### Goal of the exercise
Exclude all pictures from your copy of the data below, which should otherwise match exactly.

[Data about app and page elements]
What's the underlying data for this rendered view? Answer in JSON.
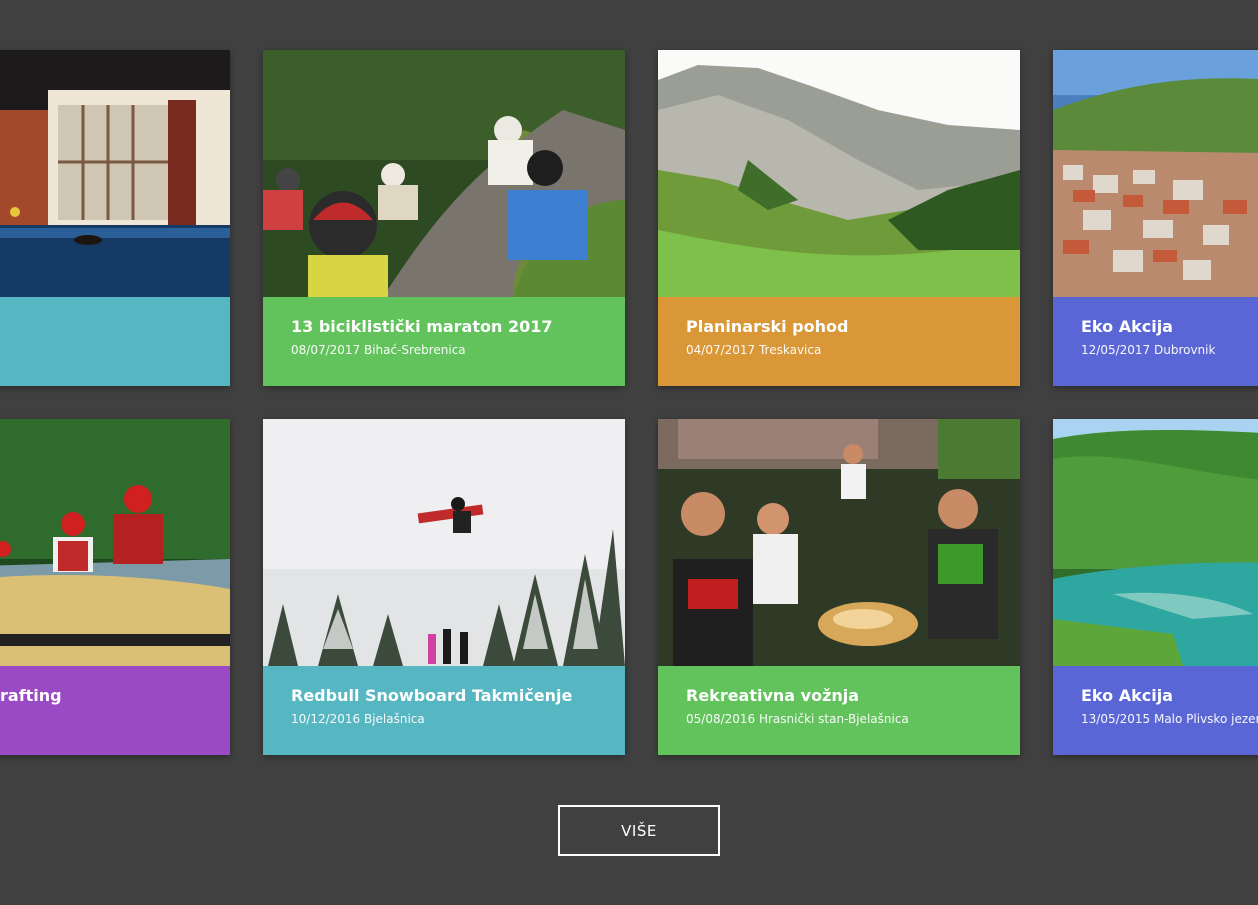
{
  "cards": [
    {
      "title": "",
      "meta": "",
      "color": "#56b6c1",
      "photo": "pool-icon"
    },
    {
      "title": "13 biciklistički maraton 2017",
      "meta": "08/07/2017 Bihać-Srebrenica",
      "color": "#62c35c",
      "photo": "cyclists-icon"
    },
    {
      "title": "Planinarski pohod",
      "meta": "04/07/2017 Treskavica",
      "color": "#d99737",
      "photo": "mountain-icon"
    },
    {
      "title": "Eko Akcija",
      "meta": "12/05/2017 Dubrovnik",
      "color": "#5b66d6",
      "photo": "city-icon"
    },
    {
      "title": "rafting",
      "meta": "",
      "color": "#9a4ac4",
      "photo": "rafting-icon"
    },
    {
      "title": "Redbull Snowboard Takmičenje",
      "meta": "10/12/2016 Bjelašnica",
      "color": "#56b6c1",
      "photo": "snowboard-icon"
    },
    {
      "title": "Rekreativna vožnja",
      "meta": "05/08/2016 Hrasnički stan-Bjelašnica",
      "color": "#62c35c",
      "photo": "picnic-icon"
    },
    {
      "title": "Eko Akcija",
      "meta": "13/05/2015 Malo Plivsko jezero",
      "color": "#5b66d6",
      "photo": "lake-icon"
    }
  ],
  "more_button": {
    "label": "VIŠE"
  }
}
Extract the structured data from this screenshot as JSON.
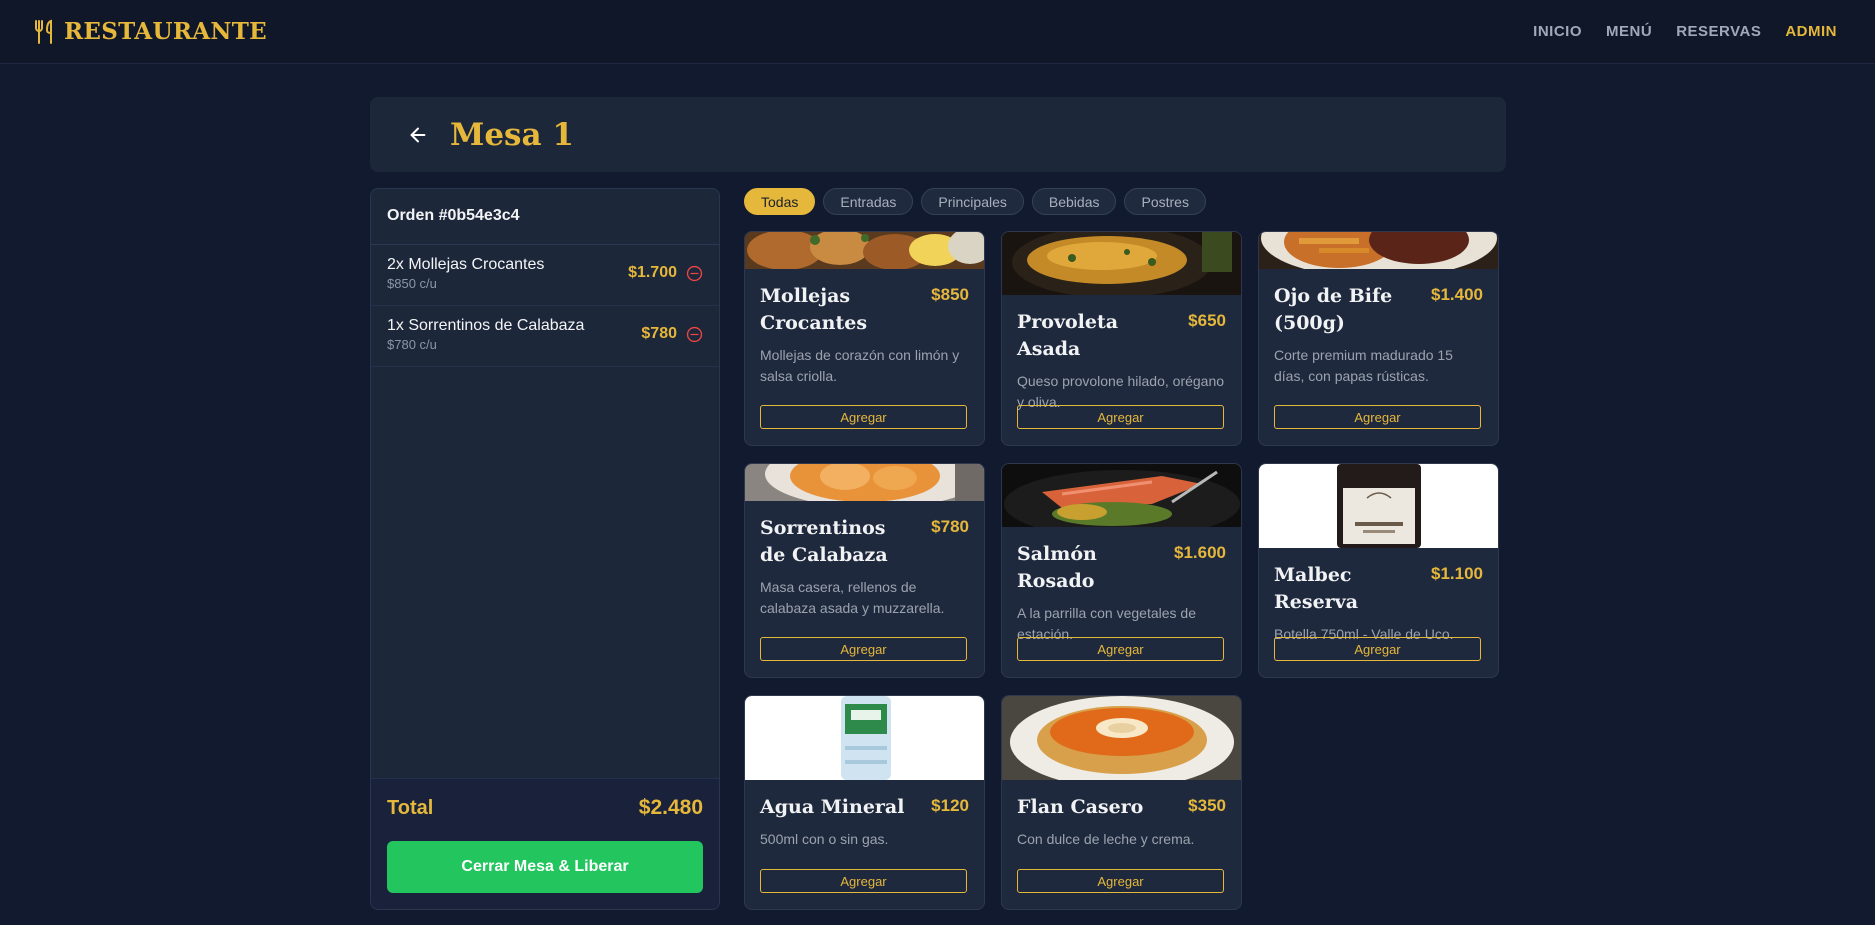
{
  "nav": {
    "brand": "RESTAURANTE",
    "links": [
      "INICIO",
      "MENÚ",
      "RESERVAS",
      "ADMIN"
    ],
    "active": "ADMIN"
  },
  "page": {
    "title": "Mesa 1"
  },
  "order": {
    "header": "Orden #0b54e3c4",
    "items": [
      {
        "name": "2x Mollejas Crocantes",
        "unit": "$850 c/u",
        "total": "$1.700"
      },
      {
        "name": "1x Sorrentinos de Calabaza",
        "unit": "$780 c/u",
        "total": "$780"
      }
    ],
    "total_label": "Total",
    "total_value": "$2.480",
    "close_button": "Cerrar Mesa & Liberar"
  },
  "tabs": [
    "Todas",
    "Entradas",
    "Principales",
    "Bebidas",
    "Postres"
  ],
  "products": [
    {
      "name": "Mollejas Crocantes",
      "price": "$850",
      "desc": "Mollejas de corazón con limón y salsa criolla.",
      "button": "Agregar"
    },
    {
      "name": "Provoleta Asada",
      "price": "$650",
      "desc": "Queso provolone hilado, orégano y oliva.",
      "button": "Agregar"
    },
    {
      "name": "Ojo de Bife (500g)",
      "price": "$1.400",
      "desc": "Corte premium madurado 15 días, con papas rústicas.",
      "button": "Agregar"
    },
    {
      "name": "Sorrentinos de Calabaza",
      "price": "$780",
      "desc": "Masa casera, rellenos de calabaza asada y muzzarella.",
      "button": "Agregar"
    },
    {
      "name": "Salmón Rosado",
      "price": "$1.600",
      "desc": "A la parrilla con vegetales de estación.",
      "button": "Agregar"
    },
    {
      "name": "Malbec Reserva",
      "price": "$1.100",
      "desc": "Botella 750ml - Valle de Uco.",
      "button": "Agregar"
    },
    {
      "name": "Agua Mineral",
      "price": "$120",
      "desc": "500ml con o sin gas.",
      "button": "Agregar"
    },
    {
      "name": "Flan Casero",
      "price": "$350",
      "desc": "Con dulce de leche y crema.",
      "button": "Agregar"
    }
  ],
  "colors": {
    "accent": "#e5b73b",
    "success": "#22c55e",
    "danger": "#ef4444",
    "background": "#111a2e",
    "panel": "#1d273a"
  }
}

### Task solution
What's the underlying data for this rendered view? Answer in JSON.
{
  "cards": [
    {
      "title": "",
      "meta": "",
      "color": "#56b6c1",
      "photo": "pool-icon"
    },
    {
      "title": "13 biciklistički maraton 2017",
      "meta": "08/07/2017 Bihać-Srebrenica",
      "color": "#62c35c",
      "photo": "cyclists-icon"
    },
    {
      "title": "Planinarski pohod",
      "meta": "04/07/2017 Treskavica",
      "color": "#d99737",
      "photo": "mountain-icon"
    },
    {
      "title": "Eko Akcija",
      "meta": "12/05/2017 Dubrovnik",
      "color": "#5b66d6",
      "photo": "city-icon"
    },
    {
      "title": "rafting",
      "meta": "",
      "color": "#9a4ac4",
      "photo": "rafting-icon"
    },
    {
      "title": "Redbull Snowboard Takmičenje",
      "meta": "10/12/2016 Bjelašnica",
      "color": "#56b6c1",
      "photo": "snowboard-icon"
    },
    {
      "title": "Rekreativna vožnja",
      "meta": "05/08/2016 Hrasnički stan-Bjelašnica",
      "color": "#62c35c",
      "photo": "picnic-icon"
    },
    {
      "title": "Eko Akcija",
      "meta": "13/05/2015 Malo Plivsko jezero",
      "color": "#5b66d6",
      "photo": "lake-icon"
    }
  ],
  "more_button": {
    "label": "VIŠE"
  }
}
Extract the structured data from this screenshot as JSON.
{
  "nav": {
    "brand": "RESTAURANTE",
    "links": [
      "INICIO",
      "MENÚ",
      "RESERVAS",
      "ADMIN"
    ],
    "active": "ADMIN"
  },
  "page": {
    "title": "Mesa 1"
  },
  "order": {
    "header": "Orden #0b54e3c4",
    "items": [
      {
        "name": "2x Mollejas Crocantes",
        "unit": "$850 c/u",
        "total": "$1.700"
      },
      {
        "name": "1x Sorrentinos de Calabaza",
        "unit": "$780 c/u",
        "total": "$780"
      }
    ],
    "total_label": "Total",
    "total_value": "$2.480",
    "close_button": "Cerrar Mesa & Liberar"
  },
  "tabs": [
    "Todas",
    "Entradas",
    "Principales",
    "Bebidas",
    "Postres"
  ],
  "products": [
    {
      "name": "Mollejas Crocantes",
      "price": "$850",
      "desc": "Mollejas de corazón con limón y salsa criolla.",
      "button": "Agregar"
    },
    {
      "name": "Provoleta Asada",
      "price": "$650",
      "desc": "Queso provolone hilado, orégano y oliva.",
      "button": "Agregar"
    },
    {
      "name": "Ojo de Bife (500g)",
      "price": "$1.400",
      "desc": "Corte premium madurado 15 días, con papas rústicas.",
      "button": "Agregar"
    },
    {
      "name": "Sorrentinos de Calabaza",
      "price": "$780",
      "desc": "Masa casera, rellenos de calabaza asada y muzzarella.",
      "button": "Agregar"
    },
    {
      "name": "Salmón Rosado",
      "price": "$1.600",
      "desc": "A la parrilla con vegetales de estación.",
      "button": "Agregar"
    },
    {
      "name": "Malbec Reserva",
      "price": "$1.100",
      "desc": "Botella 750ml - Valle de Uco.",
      "button": "Agregar"
    },
    {
      "name": "Agua Mineral",
      "price": "$120",
      "desc": "500ml con o sin gas.",
      "button": "Agregar"
    },
    {
      "name": "Flan Casero",
      "price": "$350",
      "desc": "Con dulce de leche y crema.",
      "button": "Agregar"
    }
  ],
  "colors": {
    "accent": "#e5b73b",
    "success": "#22c55e",
    "danger": "#ef4444",
    "background": "#111a2e",
    "panel": "#1d273a"
  }
}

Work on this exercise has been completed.